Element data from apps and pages

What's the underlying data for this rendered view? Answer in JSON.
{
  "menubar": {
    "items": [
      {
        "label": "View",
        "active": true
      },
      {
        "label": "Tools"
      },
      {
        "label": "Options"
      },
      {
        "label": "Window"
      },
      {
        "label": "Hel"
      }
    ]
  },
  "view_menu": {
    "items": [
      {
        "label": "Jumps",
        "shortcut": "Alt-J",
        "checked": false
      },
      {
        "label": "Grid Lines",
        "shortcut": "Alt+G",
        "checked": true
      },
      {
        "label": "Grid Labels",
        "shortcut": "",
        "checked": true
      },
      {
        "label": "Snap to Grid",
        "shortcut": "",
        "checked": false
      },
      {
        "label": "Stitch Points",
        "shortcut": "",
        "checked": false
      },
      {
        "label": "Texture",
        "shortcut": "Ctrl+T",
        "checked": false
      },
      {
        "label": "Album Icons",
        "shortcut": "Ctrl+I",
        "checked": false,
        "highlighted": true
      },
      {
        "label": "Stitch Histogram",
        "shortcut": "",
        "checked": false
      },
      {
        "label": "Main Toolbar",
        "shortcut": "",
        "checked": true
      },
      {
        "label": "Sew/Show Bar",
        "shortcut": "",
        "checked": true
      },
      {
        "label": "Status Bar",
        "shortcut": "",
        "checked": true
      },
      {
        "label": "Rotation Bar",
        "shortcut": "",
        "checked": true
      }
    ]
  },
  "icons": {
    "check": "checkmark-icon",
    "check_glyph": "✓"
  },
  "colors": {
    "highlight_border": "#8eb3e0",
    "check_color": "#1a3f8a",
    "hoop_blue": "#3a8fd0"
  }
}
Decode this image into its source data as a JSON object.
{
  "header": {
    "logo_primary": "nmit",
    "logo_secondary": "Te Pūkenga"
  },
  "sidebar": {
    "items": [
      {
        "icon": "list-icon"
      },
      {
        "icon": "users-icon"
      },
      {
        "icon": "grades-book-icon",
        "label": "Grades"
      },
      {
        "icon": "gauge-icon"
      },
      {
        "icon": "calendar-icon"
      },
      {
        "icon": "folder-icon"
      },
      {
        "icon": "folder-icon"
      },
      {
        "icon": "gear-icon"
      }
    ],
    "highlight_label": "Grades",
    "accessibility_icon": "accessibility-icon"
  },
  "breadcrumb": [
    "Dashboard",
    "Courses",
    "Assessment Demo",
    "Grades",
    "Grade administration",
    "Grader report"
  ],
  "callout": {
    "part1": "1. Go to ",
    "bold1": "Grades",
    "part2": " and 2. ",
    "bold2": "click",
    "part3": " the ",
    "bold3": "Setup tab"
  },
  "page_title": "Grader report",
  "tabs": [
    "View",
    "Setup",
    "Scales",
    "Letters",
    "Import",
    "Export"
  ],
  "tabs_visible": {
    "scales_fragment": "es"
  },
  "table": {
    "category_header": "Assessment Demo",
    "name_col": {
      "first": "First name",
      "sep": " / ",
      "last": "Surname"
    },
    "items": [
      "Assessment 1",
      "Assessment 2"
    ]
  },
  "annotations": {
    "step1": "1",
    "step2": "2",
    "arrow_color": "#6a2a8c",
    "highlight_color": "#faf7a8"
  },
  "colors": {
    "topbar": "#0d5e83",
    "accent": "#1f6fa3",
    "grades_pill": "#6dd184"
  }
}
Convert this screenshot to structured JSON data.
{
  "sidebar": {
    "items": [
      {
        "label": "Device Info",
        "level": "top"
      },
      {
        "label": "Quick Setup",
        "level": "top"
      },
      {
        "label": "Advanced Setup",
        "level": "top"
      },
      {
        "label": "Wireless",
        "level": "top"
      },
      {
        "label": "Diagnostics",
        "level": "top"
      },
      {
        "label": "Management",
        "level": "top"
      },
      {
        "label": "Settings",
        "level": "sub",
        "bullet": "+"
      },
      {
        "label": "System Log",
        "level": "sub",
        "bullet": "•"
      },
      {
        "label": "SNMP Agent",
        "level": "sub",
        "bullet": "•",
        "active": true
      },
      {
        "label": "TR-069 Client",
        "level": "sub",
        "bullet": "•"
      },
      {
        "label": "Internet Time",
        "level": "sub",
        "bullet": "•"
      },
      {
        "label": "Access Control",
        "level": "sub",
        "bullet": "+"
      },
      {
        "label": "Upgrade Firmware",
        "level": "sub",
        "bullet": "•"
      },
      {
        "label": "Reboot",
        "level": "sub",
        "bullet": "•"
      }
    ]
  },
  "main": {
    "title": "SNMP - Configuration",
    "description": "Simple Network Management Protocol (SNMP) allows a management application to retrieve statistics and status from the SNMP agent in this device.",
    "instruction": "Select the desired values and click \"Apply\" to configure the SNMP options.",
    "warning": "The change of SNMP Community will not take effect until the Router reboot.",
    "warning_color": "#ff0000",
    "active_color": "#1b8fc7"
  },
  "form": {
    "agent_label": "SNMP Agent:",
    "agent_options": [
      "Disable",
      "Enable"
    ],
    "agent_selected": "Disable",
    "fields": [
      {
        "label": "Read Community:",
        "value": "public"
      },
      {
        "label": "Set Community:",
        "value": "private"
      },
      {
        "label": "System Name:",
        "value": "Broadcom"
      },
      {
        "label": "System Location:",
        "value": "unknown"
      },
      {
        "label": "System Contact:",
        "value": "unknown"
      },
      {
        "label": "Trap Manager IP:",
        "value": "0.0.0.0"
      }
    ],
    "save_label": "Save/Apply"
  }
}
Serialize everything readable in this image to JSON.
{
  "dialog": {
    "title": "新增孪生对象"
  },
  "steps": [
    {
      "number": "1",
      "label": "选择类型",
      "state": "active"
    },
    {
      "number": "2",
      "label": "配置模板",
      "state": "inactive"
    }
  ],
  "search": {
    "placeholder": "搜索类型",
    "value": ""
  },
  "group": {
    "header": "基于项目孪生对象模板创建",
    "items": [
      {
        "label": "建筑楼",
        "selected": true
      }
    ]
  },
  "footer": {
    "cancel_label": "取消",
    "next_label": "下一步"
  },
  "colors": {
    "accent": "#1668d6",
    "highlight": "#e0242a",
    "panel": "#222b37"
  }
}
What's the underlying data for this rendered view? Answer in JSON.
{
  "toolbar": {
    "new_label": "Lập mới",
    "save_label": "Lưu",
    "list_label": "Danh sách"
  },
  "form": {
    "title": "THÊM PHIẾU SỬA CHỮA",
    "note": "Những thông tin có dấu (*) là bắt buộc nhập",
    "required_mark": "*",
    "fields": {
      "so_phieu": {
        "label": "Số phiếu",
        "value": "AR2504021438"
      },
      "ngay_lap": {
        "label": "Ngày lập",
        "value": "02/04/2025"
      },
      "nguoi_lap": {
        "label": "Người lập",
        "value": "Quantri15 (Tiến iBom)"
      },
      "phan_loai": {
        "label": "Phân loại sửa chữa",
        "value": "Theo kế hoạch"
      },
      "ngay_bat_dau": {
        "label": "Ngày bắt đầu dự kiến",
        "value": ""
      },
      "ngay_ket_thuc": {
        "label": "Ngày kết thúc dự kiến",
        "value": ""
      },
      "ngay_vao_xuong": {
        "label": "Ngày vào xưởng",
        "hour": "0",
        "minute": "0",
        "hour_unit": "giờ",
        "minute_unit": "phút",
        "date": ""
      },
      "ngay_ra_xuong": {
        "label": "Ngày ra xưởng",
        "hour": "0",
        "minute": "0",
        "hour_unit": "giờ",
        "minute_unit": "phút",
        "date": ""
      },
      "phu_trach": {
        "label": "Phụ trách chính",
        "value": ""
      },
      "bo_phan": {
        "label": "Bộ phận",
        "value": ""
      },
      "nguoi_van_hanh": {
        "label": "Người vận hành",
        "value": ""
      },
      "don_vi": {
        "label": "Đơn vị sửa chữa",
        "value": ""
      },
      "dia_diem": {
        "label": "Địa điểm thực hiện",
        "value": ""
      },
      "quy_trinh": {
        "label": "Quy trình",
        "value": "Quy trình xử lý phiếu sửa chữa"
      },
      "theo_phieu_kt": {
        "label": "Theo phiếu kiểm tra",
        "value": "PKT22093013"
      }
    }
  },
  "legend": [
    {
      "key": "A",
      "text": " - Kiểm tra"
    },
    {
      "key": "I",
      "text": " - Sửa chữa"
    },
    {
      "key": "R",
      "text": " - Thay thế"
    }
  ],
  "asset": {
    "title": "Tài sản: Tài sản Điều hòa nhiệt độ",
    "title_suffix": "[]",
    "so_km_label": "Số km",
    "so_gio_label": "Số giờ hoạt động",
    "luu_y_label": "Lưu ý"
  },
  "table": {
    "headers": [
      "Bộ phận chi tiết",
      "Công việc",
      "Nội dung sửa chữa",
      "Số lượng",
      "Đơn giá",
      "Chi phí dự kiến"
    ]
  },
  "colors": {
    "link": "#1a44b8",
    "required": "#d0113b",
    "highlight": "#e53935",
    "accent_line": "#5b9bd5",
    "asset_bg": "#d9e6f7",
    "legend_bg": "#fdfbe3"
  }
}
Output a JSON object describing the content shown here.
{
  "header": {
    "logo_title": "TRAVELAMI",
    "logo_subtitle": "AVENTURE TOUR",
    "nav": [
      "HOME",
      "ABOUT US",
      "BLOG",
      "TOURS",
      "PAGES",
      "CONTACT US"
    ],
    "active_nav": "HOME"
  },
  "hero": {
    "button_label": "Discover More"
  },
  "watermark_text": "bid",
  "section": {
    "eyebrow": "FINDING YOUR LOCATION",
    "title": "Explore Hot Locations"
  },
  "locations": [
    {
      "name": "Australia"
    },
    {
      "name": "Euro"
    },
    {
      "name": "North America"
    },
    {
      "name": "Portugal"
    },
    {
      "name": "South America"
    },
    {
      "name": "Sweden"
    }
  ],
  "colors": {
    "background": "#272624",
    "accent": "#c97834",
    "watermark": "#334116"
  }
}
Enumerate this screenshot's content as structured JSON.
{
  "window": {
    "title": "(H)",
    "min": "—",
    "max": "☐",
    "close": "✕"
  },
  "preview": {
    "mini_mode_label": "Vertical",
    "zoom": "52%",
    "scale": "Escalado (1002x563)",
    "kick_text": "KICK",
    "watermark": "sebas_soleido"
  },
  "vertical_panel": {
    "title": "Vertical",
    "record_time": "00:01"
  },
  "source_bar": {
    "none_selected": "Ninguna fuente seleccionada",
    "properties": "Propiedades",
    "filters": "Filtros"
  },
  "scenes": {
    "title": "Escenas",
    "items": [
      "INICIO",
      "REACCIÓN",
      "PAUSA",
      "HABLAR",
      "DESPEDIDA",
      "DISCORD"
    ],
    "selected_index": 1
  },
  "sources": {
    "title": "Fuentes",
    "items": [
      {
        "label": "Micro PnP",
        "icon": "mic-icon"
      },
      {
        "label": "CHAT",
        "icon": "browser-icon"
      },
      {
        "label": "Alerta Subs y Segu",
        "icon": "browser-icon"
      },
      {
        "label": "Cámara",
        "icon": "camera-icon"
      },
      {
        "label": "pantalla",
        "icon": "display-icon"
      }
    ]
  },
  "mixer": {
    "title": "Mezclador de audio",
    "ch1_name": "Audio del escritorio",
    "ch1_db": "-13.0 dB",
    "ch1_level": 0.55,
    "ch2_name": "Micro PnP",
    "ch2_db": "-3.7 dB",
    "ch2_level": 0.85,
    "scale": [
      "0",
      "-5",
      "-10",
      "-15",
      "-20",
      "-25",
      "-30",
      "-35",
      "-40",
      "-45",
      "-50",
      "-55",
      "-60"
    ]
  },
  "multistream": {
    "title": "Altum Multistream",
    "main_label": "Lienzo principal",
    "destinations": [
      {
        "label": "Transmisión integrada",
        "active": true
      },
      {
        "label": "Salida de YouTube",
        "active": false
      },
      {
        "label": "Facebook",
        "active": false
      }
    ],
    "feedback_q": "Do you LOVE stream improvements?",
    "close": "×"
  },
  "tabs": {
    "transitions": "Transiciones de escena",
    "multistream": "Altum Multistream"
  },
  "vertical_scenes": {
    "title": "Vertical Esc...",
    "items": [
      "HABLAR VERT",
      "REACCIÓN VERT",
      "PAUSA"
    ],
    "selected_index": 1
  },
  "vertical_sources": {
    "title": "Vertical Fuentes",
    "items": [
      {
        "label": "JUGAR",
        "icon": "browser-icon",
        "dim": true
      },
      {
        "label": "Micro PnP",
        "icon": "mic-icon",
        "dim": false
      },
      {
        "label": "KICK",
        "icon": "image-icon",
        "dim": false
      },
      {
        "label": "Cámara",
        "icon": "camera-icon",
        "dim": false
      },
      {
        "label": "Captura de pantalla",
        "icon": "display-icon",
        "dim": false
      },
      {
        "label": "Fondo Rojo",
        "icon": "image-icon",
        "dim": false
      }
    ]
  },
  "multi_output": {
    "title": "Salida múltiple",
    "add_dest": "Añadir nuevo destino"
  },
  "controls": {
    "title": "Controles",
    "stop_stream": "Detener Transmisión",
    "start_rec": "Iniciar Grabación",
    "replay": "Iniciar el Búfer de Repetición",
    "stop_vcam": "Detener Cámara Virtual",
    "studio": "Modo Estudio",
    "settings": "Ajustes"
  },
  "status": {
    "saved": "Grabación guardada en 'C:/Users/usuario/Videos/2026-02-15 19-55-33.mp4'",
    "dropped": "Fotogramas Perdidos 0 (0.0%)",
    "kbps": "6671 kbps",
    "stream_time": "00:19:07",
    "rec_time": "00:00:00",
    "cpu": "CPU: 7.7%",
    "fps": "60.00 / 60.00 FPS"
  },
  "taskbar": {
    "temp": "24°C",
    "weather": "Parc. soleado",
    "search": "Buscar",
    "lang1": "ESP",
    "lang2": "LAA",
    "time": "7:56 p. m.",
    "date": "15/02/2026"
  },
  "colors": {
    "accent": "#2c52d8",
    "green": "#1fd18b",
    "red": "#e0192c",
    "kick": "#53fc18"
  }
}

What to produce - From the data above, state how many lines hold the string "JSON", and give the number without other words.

Exercise response - 7